Entries from a dataset of interfaces:
┏━━

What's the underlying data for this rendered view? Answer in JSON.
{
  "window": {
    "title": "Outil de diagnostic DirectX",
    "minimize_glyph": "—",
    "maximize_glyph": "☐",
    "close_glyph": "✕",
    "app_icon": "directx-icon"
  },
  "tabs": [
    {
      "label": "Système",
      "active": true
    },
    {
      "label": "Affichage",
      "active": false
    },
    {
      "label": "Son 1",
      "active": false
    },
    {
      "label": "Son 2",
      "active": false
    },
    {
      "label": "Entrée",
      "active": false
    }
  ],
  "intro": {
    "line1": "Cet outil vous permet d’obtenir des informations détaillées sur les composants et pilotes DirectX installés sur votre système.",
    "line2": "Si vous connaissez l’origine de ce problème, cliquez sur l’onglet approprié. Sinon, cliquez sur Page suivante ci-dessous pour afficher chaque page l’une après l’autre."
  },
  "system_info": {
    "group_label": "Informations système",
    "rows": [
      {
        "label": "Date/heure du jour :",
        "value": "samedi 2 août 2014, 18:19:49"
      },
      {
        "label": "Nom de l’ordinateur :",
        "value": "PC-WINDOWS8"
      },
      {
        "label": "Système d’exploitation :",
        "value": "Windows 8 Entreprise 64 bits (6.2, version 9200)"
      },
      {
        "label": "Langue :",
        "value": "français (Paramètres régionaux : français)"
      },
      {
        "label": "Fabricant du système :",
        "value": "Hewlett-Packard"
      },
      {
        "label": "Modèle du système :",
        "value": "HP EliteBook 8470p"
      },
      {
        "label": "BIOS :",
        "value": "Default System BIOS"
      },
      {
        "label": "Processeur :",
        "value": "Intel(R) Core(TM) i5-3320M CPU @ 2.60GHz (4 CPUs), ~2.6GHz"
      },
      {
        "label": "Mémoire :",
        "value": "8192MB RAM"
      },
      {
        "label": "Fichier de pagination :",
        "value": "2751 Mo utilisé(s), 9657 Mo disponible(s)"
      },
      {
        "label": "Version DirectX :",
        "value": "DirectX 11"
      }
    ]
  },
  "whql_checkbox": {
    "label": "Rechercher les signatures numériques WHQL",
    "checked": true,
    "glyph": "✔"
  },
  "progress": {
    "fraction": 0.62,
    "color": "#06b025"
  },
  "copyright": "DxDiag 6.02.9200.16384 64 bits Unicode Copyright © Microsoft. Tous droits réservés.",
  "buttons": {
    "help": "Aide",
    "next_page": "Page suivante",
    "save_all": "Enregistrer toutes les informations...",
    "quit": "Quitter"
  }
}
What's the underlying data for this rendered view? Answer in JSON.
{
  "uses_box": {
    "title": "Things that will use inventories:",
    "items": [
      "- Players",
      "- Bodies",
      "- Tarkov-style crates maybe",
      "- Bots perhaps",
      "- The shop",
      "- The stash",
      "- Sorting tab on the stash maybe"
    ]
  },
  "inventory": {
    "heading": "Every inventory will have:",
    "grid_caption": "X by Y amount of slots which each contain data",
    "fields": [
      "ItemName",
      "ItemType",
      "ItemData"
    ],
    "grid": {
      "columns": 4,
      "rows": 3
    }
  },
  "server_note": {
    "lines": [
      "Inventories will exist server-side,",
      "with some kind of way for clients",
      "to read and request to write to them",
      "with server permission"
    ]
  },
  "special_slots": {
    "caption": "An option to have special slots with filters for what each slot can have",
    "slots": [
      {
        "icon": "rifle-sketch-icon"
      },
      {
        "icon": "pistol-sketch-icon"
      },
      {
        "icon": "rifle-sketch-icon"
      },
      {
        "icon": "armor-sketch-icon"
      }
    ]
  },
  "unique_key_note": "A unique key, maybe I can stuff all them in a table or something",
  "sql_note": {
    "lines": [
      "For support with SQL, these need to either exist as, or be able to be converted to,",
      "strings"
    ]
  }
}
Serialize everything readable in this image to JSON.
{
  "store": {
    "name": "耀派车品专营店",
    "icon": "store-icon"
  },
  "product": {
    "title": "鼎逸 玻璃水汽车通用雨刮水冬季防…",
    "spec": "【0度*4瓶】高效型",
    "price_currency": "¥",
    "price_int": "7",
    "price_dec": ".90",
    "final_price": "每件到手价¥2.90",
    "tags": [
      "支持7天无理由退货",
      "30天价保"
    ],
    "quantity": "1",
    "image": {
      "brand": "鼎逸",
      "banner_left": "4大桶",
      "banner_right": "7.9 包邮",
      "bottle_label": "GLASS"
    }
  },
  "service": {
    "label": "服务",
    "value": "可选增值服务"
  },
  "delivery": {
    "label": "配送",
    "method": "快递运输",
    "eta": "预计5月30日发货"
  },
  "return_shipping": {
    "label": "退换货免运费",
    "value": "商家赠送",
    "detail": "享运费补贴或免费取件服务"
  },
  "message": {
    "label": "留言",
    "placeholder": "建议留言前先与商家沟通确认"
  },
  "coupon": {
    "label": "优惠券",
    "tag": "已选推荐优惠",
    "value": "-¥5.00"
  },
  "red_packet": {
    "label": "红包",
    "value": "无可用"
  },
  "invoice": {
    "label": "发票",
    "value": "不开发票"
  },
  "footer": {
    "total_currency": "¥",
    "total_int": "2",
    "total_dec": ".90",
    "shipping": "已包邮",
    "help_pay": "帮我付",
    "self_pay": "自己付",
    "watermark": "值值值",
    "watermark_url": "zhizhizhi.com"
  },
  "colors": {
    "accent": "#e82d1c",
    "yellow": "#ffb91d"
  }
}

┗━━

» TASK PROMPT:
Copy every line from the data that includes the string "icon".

» ANSWER FOR THIS EXERCISE:
    "app_icon": "directx-icon"
        "icon": "rifle-sketch-icon"
        "icon": "pistol-sketch-icon"
        "icon": "rifle-sketch-icon"
        "icon": "armor-sketch-icon"
    "icon": "store-icon"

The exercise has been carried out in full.